• **THE PROBLEM**
Return all of the entries, keeping every word and mark as it is.

════

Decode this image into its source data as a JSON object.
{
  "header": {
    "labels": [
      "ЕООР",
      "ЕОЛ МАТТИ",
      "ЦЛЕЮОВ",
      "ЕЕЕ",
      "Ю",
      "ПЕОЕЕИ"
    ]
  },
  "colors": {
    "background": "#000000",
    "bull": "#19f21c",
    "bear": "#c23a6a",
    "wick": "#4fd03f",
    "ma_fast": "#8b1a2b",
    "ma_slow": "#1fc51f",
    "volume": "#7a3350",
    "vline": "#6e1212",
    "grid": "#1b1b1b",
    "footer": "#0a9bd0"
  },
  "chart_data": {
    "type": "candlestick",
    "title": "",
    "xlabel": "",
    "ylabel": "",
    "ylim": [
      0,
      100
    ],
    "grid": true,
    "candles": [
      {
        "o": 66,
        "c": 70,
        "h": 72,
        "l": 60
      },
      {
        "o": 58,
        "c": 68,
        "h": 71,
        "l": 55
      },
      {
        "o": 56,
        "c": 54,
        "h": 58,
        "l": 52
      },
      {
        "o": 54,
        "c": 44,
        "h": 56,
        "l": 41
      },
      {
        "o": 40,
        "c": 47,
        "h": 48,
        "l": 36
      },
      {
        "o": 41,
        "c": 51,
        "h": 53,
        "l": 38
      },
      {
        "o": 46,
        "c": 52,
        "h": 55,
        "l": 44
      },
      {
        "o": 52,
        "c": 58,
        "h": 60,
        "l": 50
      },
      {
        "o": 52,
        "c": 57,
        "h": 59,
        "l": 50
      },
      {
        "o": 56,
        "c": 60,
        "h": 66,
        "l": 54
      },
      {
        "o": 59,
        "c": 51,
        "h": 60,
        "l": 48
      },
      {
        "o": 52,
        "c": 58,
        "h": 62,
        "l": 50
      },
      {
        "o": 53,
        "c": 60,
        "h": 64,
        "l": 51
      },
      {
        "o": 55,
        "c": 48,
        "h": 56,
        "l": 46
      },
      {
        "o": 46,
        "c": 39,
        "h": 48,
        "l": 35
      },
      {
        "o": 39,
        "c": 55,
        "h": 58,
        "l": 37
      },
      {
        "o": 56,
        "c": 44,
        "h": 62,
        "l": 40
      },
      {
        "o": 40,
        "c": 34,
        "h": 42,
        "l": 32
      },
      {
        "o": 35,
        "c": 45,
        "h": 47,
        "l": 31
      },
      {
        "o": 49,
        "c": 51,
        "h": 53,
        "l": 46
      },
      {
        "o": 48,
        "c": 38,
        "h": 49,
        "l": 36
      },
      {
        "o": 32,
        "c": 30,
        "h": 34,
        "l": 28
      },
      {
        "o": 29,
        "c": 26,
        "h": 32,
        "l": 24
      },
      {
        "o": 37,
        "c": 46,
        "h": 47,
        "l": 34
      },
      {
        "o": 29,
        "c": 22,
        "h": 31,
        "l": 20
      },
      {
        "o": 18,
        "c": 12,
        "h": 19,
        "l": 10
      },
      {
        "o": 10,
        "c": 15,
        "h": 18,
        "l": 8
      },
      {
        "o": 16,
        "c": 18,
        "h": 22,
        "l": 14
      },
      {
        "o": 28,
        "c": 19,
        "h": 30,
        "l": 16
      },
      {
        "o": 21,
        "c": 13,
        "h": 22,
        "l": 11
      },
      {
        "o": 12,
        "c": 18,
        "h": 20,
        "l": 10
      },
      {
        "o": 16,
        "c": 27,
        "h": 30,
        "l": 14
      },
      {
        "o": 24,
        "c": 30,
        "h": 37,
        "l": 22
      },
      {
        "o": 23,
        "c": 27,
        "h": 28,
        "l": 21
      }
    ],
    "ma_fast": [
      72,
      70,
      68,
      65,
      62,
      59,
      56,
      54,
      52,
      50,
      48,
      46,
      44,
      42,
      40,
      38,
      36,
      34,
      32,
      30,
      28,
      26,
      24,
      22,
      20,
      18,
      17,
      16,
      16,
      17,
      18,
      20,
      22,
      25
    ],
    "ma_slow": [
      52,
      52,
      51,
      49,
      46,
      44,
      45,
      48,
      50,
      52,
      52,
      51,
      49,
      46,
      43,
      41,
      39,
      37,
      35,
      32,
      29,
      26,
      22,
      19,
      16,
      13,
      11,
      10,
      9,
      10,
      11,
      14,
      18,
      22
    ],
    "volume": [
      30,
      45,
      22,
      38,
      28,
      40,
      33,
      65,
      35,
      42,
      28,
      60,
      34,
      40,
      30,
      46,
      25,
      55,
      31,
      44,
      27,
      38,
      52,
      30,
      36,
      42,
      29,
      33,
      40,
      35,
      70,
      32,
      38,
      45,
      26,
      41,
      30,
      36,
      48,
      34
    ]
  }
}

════

• **ANSWER TO THIS TASK**
Decode this image into its source data as a JSON object.
{
  "header": {
    "labels": [
      "ЕООР",
      "ЕОЛ МАТТИ",
      "ЦЛЕЮОВ",
      "ЕЕЕ",
      "Ю",
      "ПЕОЕЕИ"
    ]
  },
  "colors": {
    "background": "#000000",
    "bull": "#19f21c",
    "bear": "#c23a6a",
    "wick": "#4fd03f",
    "ma_fast": "#8b1a2b",
    "ma_slow": "#1fc51f",
    "volume": "#7a3350",
    "vline": "#6e1212",
    "grid": "#1b1b1b",
    "footer": "#0a9bd0"
  },
  "chart_data": {
    "type": "candlestick",
    "title": "",
    "xlabel": "",
    "ylabel": "",
    "ylim": [
      0,
      100
    ],
    "grid": true,
    "candles": [
      {
        "o": 66,
        "c": 70,
        "h": 72,
        "l": 60
      },
      {
        "o": 58,
        "c": 68,
        "h": 71,
        "l": 55
      },
      {
        "o": 56,
        "c": 54,
        "h": 58,
        "l": 52
      },
      {
        "o": 54,
        "c": 44,
        "h": 56,
        "l": 41
      },
      {
        "o": 40,
        "c": 47,
        "h": 48,
        "l": 36
      },
      {
        "o": 41,
        "c": 51,
        "h": 53,
        "l": 38
      },
      {
        "o": 46,
        "c": 52,
        "h": 55,
        "l": 44
      },
      {
        "o": 52,
        "c": 58,
        "h": 60,
        "l": 50
      },
      {
        "o": 52,
        "c": 57,
        "h": 59,
        "l": 50
      },
      {
        "o": 56,
        "c": 60,
        "h": 66,
        "l": 54
      },
      {
        "o": 59,
        "c": 51,
        "h": 60,
        "l": 48
      },
      {
        "o": 52,
        "c": 58,
        "h": 62,
        "l": 50
      },
      {
        "o": 53,
        "c": 60,
        "h": 64,
        "l": 51
      },
      {
        "o": 55,
        "c": 48,
        "h": 56,
        "l": 46
      },
      {
        "o": 46,
        "c": 39,
        "h": 48,
        "l": 35
      },
      {
        "o": 39,
        "c": 55,
        "h": 58,
        "l": 37
      },
      {
        "o": 56,
        "c": 44,
        "h": 62,
        "l": 40
      },
      {
        "o": 40,
        "c": 34,
        "h": 42,
        "l": 32
      },
      {
        "o": 35,
        "c": 45,
        "h": 47,
        "l": 31
      },
      {
        "o": 49,
        "c": 51,
        "h": 53,
        "l": 46
      },
      {
        "o": 48,
        "c": 38,
        "h": 49,
        "l": 36
      },
      {
        "o": 32,
        "c": 30,
        "h": 34,
        "l": 28
      },
      {
        "o": 29,
        "c": 26,
        "h": 32,
        "l": 24
      },
      {
        "o": 37,
        "c": 46,
        "h": 47,
        "l": 34
      },
      {
        "o": 29,
        "c": 22,
        "h": 31,
        "l": 20
      },
      {
        "o": 18,
        "c": 12,
        "h": 19,
        "l": 10
      },
      {
        "o": 10,
        "c": 15,
        "h": 18,
        "l": 8
      },
      {
        "o": 16,
        "c": 18,
        "h": 22,
        "l": 14
      },
      {
        "o": 28,
        "c": 19,
        "h": 30,
        "l": 16
      },
      {
        "o": 21,
        "c": 13,
        "h": 22,
        "l": 11
      },
      {
        "o": 12,
        "c": 18,
        "h": 20,
        "l": 10
      },
      {
        "o": 16,
        "c": 27,
        "h": 30,
        "l": 14
      },
      {
        "o": 24,
        "c": 30,
        "h": 37,
        "l": 22
      },
      {
        "o": 23,
        "c": 27,
        "h": 28,
        "l": 21
      }
    ],
    "ma_fast": [
      72,
      70,
      68,
      65,
      62,
      59,
      56,
      54,
      52,
      50,
      48,
      46,
      44,
      42,
      40,
      38,
      36,
      34,
      32,
      30,
      28,
      26,
      24,
      22,
      20,
      18,
      17,
      16,
      16,
      17,
      18,
      20,
      22,
      25
    ],
    "ma_slow": [
      52,
      52,
      51,
      49,
      46,
      44,
      45,
      48,
      50,
      52,
      52,
      51,
      49,
      46,
      43,
      41,
      39,
      37,
      35,
      32,
      29,
      26,
      22,
      19,
      16,
      13,
      11,
      10,
      9,
      10,
      11,
      14,
      18,
      22
    ],
    "volume": [
      30,
      45,
      22,
      38,
      28,
      40,
      33,
      65,
      35,
      42,
      28,
      60,
      34,
      40,
      30,
      46,
      25,
      55,
      31,
      44,
      27,
      38,
      52,
      30,
      36,
      42,
      29,
      33,
      40,
      35,
      70,
      32,
      38,
      45,
      26,
      41,
      30,
      36,
      48,
      34
    ]
  }
}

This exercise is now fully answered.